In view of this Court's decision that the existence of the form "75-48" is crucial and was not sufficiently proven, other difficult questions need not be reached. The forthcoming decision in Felton, supra, concerning whether the requested evidence must be first shown to be admissible into evidence cannot be controlling since the existence of the form "75-48" is in doubt in this case. Besides, in Felton, the police report is sought to be used to impeach the credibility of a witness through a prior inconsistent statement. In the instant case no statements of witnesses were recorded on the form "75-48". The form "75-48" is sought in order to gain the identity of two policemen who presumably would help establish the relator's alibi and contradict witnesses for the prosecution as far as the time during which the relator was present on the scene. Whether the form "75-48" is within the area of production is left unanswered by the Supreme Court's decision in Brady and Giles, supra, since both of these cases dealt with statements by co-conspirator and witnesses respectively.

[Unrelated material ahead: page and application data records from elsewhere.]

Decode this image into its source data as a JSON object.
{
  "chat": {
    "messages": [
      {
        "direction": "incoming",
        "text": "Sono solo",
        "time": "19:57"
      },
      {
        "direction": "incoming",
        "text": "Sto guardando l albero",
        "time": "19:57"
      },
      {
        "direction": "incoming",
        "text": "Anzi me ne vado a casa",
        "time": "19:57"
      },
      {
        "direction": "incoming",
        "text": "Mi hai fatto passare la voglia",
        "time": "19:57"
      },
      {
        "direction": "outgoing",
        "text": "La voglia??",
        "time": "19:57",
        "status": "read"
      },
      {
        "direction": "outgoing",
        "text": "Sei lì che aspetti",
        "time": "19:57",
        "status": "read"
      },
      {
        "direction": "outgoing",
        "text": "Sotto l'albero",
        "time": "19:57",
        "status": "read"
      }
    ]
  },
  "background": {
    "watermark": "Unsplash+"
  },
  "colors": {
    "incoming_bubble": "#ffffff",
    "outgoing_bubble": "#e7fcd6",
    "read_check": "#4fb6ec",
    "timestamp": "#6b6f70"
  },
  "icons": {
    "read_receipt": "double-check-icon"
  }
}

The form "75-48" might be considered to be merely cumulative and immaterial since the hospital records which were introduced into evidence placed the relator at the hospital between 12:05 and 3:15 A.M. on the morning of August 29, 1964. Their effect on the jury was not great. Indeed, if the policemen on the form "75-48" were to testify as the relator says they would, their testimony would also contradict the testimony of Cecil Moore, Esq., the relator's witness, because he stated he saw relator on the scene at 7:30 or 8:00 A.M. on August 29, 1964. Relator claims he was in police custody until 9:00 A.M. on that date.
The relator asserts that his trial counsel was incompetent because he failed to call or subpoena a number of favorable witnesses for the defense. The fact is, however, that defense counsel did call three witnesses for the defense. The relator himself testified. The relator did not make any offer of proof as to what the prospective witnesses would have testified. There is no showing that they would have had anything but a cumulative effect on the evidence introduced at trial by defense counsel.
Defense counsel exercised his discretion in conducting the trial. There is nothing to suggest incompetence. United States ex rel. Corbin v. Banmiller, 184 F. Supp. 141 (E.D.Pa.1960) Had no witnesses been called or subpoenaed this Court would be presented with a different situation.
Accordingly, this fourteenth day of February 1969, it is ordered that the petition of Shaykh Muhammad Ali Hasan, also known as Abyssinia Hayes, for a writ of habeas corpus be and the same is denied. There is no probable cause for appeal.